Sugarcane farmers are asking for government intervention, while ASR/BSI is of the view that the two entities should resolve their differences and reach an agreement on their own.
BELIZE CITY, Mon. Aug. 8, 2022 The sugar crop for this year is being viewed as a success by both ASR/BSI, the company which mills the cane, and the government, although a delay in the start of the season due to the absence of a commercial agreement between the company and the Belize Sugar Cane Farmers Association (BSCFA) had resulted in a couple of thousand tons of cane being left in the fields, undelivered and un-milled.

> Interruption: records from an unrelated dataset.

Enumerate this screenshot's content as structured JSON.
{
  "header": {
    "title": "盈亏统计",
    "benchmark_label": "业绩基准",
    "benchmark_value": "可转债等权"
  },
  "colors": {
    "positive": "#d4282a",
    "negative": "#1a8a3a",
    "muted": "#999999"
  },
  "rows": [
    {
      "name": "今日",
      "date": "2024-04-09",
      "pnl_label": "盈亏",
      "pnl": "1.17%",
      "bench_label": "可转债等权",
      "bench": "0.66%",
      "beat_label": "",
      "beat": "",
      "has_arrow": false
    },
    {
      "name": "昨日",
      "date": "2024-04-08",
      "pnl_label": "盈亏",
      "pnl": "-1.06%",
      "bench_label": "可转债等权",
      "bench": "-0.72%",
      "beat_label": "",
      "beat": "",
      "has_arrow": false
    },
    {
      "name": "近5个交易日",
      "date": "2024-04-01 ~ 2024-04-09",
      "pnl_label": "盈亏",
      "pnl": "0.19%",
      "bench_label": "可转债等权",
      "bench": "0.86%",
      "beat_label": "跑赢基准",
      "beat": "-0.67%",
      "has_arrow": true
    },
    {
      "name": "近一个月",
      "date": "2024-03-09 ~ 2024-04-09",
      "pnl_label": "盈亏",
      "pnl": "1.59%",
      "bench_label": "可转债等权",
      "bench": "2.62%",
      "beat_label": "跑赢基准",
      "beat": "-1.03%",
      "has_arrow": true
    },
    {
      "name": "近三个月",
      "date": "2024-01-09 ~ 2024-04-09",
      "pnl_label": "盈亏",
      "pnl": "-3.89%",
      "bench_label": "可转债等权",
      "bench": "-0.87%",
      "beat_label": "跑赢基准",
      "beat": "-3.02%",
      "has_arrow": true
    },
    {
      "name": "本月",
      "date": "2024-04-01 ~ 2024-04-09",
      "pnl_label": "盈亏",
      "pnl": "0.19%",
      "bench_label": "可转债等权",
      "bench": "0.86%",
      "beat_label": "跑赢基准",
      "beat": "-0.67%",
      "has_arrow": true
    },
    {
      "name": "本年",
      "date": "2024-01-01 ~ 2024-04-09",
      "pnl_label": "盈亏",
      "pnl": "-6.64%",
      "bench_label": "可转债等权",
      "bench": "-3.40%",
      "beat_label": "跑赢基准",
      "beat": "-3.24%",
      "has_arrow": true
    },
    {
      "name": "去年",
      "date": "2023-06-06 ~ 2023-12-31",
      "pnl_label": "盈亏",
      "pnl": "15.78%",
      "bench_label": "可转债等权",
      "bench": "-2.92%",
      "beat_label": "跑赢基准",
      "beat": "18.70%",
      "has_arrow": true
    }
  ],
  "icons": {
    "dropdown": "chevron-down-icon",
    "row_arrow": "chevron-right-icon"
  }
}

Now, an interim agreement signed between the Belize Sugar Cane Farmers Association (BSCFA) and the Belize Sugar Industries (BSI) at the beginning of this year, which made the start of the crop possible, has come to an end, and the parties are now locked once again in an impasse due to their inability to agree on how revenues and costs should be shared. The BSI says that the proposals the BSCFA has made (including a request for the payment of a larger amount for the bagasse that is sold to BELCOGEN; a reduction of costs shouldered by the farmers; and an increased share of revenue derived from value-added sugar) would result in a transfer of over 20 million dollars from the company to the farmers and is something the company cannot afford. The cane farmers have said that they simply need more money to cover the expenses they incur to produce the sugar cane used by the mill. (At least 50% of the sugar cane processed by the mill is obtained from the BSCFA farmers.)
Prime Minister John Briceno said, when interviewed by reporters last week, that these two entities have to work out out their difference and start to create some trust between each other.
The PM said that he met with the BSCFA just before last Friday’s interview, and in the previous week he had met with the millers, BSI. He said, in regard to those discussions, that some decisions were made, but he commented that the government can only put the parties around the table but cannot solve the problems with a stroke of a pen.
The BSCFA, whose membership includes 5 members of the current Briceno administration, including the PM himself, wants the government to intervene in the negotiations, since they say that no good faith is being shown by ASR/BSI. Top officials from BSI/ASR, however, are wary of government intervention in the process.
When interviewed at an event last week marking the end of the sugar season, Director of Finance for BSI/ ASR, Shawn Chavarria said that he does not think the government needs to step in, “The mill is private. The BSCFA is a private entity. I think both organizations are more than capable of managing these negotiations. If you look at it, we’ ve signed long-term agreements with three of four associations without government intervention. So, it shows that we can get it done. They have 50% of the cane we have contracted with a long- term agreement.”
The BSCFA at the start of last season’s sugar crop, had demanded that a new agreement be entered into between the parties. Their proposals, however, were rejected by the company, which pointed to $60 million dollars in debt that has been incurred by the company as part of its effort to modernize the facilities and increase the efficiency of the operation. Many of the farmers, however, have also gotten loans from lending institutions and have been forced to refinance their facilities each year in order to prepare their equipment and fertilize their field — expenses that they say are becoming increasingly unbearable.
The last commercial agreement between BSCFA and ASR/BSI expired on January 19 of this year, and the BSCFA farmers are now looking to renegotiate a higher payout to cover their increasing cost of production. The PM, who had personally mediated the last negotiations that led to an interim agreement which brought an end to an impasse between the two entities and a subsequent blockade at the Tower Hill, may thus once again have to enter the process to ensure the early signing of a new agreement.
When questioned by local reporters, he said that the two parties need to find some middle ground, since they are joined at the hip.
“The BSCFA needs to also understand that the government cannot solve their problems with the stroke of a pen, because it is two private entities that are operating. We can only intervene and try to put them around the table for us to be able to find a way where it can be a win-win for everyone. We all understand, and we always tell both sides: BSI can’ t do without fifty-one percent of the cane or six hundred thousand tons of sugar cane that the members of the BSCFA. have. But at the same time, the members of the BSCFA cannot do without B.S.I./ A.S.R. We have to find a middle ground. We are hooked at the hip, we are partners, so we have to try to sit down with both parties and try to work a way forward. I’m optimistic by nature so I do believe that we will be able to find an agreement before the start of the next crop,” he said.
The PM also noted, in reference to a push by the BSCFA cane farmers to get a chance to look at BSI’s expenses linked with the net sugar value, “… what the farmers are saying now is ‘let’s look at the expenses.’ They have what you call a net sugar value. That is the money that is used to pay expenses to produce the sugar at the top, and that number has been increasing over the years, and now farmers are saying ‘take a look at how it is that we get to that number. Or let’s see if there can be any other byproducts that can be used.’
So, there are many moving parts that it will be difficult for me to sit down and go through the entire thing. What’s important is that we need to find a way how we can get both sides to sit down and to rationally go through the issues one by one and to find some sort of middle ground. When you’re negotiating, you have to be prepared to give up something; and both sides have to be prepared to give up something so that we can have a middle ground, a common ground for us to have a successful cane season next year.”